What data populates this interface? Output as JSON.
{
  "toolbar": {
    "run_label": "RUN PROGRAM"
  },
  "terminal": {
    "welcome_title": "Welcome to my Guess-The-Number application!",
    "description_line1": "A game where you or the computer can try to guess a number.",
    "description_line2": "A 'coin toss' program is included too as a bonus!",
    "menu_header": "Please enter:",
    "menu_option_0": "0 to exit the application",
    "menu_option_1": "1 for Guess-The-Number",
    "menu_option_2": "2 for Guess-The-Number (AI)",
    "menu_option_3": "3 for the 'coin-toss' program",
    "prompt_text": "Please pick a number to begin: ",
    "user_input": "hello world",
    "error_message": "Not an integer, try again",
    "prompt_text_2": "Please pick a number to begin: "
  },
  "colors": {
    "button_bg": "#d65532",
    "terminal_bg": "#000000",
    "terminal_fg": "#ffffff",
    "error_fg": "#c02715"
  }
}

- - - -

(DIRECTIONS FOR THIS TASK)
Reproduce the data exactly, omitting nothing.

(OUTPUT OF THE EXERCISE)
What data populates this interface? Output as JSON.
{
  "toolbar": {
    "run_label": "RUN PROGRAM"
  },
  "terminal": {
    "welcome_title": "Welcome to my Guess-The-Number application!",
    "description_line1": "A game where you or the computer can try to guess a number.",
    "description_line2": "A 'coin toss' program is included too as a bonus!",
    "menu_header": "Please enter:",
    "menu_option_0": "0 to exit the application",
    "menu_option_1": "1 for Guess-The-Number",
    "menu_option_2": "2 for Guess-The-Number (AI)",
    "menu_option_3": "3 for the 'coin-toss' program",
    "prompt_text": "Please pick a number to begin: ",
    "user_input": "hello world",
    "error_message": "Not an integer, try again",
    "prompt_text_2": "Please pick a number to begin: "
  },
  "colors": {
    "button_bg": "#d65532",
    "terminal_bg": "#000000",
    "terminal_fg": "#ffffff",
    "error_fg": "#c02715"
  }
}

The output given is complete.